In the entries below, identify every line with the string "translation" and copy it.

Data items
────────────────────────────────────────
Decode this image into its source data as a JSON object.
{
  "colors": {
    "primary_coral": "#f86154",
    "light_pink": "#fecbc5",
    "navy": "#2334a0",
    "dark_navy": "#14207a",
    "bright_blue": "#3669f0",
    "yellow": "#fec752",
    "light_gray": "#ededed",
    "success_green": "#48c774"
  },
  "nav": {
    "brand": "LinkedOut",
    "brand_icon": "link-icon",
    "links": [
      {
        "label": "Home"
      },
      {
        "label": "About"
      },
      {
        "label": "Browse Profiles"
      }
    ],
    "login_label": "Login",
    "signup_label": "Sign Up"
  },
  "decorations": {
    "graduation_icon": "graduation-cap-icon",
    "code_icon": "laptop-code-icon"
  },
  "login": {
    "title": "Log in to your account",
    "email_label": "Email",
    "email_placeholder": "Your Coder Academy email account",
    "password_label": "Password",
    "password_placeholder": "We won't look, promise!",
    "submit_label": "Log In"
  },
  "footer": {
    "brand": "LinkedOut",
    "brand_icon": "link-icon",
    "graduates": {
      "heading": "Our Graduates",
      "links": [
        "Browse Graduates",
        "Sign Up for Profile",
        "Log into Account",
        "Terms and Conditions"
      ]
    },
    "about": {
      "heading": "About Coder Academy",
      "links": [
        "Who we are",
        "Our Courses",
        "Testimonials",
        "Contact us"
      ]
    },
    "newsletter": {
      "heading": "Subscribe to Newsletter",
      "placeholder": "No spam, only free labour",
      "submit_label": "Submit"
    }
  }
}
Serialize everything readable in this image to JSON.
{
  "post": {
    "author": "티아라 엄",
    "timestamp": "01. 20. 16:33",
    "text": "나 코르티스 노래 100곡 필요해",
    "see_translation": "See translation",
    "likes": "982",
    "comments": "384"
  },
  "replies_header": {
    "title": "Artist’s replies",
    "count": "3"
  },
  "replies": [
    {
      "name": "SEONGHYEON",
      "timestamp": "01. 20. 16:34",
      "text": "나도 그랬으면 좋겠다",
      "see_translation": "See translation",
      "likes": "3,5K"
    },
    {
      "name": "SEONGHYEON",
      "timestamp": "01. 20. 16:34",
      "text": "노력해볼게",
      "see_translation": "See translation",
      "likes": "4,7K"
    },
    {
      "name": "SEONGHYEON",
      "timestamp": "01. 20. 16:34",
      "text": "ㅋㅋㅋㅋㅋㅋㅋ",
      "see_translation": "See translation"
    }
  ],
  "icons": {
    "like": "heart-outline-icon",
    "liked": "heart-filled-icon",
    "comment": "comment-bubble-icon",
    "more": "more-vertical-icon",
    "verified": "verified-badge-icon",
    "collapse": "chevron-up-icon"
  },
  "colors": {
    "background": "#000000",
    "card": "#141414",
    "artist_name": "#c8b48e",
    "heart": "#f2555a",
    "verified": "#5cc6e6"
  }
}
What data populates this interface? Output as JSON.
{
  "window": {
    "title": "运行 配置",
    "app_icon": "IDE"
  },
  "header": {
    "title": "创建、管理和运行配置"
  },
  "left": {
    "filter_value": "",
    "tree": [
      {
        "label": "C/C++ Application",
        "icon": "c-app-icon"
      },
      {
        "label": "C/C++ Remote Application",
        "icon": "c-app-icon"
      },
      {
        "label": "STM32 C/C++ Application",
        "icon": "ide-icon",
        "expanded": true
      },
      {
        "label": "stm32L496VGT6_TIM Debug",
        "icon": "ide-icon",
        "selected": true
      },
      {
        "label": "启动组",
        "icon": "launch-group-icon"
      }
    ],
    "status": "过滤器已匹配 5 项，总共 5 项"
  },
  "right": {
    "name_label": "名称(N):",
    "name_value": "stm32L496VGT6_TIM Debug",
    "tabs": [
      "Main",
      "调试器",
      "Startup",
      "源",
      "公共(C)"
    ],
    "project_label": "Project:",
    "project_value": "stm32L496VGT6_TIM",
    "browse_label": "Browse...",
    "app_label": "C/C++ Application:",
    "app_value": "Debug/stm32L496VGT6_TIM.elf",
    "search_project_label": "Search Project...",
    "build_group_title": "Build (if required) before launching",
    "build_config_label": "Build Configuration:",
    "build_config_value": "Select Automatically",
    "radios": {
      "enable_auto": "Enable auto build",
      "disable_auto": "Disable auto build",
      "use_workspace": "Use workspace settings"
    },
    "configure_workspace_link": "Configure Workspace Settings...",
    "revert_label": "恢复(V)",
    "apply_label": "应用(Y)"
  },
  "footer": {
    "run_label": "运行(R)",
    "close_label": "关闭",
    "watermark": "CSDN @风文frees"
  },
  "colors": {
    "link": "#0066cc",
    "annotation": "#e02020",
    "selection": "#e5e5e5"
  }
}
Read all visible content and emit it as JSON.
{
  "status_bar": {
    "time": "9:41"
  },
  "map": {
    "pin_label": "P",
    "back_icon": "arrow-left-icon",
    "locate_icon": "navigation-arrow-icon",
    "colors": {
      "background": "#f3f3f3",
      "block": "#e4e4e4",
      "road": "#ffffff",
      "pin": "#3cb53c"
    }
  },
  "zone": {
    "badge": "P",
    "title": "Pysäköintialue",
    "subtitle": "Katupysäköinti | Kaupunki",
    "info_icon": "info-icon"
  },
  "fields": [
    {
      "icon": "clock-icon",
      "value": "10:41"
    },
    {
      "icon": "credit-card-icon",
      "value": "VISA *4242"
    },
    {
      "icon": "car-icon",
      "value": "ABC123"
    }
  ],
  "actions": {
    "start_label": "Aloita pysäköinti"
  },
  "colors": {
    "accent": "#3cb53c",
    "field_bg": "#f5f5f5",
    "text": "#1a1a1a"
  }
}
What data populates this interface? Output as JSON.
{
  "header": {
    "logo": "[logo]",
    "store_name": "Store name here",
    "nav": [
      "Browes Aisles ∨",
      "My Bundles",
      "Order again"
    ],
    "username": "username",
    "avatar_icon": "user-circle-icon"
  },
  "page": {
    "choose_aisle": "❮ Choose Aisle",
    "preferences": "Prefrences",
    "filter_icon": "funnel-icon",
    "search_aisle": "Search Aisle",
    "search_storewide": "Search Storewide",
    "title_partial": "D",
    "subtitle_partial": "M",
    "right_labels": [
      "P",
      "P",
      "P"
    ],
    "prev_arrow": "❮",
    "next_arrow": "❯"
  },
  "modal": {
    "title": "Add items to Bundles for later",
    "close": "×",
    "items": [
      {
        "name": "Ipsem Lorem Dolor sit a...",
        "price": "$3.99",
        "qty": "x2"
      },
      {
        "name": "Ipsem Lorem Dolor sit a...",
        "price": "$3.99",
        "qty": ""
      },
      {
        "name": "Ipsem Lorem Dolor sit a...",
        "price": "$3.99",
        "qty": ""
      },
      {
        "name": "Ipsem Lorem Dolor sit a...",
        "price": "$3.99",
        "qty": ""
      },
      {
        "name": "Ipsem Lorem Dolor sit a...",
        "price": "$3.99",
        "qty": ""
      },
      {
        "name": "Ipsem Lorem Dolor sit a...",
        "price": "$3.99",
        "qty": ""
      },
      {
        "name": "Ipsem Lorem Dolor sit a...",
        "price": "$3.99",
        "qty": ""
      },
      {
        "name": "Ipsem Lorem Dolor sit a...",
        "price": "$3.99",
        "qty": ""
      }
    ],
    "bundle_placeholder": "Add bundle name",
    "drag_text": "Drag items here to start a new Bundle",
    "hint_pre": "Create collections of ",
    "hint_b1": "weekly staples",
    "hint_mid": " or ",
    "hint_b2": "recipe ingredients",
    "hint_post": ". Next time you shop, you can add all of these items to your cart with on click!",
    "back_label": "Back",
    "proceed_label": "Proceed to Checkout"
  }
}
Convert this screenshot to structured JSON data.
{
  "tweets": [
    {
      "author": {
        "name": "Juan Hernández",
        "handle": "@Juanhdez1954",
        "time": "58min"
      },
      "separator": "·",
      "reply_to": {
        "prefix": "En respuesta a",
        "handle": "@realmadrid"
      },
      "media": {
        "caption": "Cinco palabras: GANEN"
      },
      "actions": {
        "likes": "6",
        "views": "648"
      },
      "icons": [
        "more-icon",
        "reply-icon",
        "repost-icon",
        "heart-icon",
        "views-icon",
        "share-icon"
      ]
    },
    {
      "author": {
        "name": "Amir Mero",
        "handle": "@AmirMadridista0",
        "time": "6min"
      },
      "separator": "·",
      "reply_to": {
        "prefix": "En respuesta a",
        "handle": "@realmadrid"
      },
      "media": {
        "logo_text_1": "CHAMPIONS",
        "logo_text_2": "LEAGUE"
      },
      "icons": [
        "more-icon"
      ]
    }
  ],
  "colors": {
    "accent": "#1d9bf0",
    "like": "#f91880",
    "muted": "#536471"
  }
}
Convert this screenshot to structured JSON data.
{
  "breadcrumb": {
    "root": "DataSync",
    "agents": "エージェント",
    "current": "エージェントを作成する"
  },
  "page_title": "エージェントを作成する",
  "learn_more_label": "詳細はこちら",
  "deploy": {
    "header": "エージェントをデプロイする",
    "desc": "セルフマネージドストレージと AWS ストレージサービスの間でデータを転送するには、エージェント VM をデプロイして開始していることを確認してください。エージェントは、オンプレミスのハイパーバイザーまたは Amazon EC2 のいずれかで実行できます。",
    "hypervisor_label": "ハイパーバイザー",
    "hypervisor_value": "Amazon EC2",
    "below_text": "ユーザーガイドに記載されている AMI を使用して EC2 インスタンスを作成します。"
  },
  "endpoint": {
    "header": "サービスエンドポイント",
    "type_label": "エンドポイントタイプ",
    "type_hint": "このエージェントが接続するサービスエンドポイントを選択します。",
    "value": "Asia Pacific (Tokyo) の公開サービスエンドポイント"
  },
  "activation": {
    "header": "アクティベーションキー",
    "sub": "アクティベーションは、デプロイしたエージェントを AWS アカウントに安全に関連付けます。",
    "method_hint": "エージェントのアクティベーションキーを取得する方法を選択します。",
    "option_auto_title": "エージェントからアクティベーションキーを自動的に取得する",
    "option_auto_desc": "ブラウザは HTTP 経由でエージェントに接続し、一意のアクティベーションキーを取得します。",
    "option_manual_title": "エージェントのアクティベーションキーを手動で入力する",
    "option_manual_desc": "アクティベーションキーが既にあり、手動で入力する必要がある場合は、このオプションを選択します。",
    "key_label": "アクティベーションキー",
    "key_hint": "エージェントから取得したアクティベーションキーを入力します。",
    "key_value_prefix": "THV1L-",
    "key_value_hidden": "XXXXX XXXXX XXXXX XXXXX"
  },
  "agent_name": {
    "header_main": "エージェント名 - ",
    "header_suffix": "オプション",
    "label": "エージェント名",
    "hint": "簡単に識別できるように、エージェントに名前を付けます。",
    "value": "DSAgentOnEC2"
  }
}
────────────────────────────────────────
- _Result_
    "see_translation": "See translation",
      "see_translation": "See translation",
      "see_translation": "See translation",
      "see_translation": "See translation"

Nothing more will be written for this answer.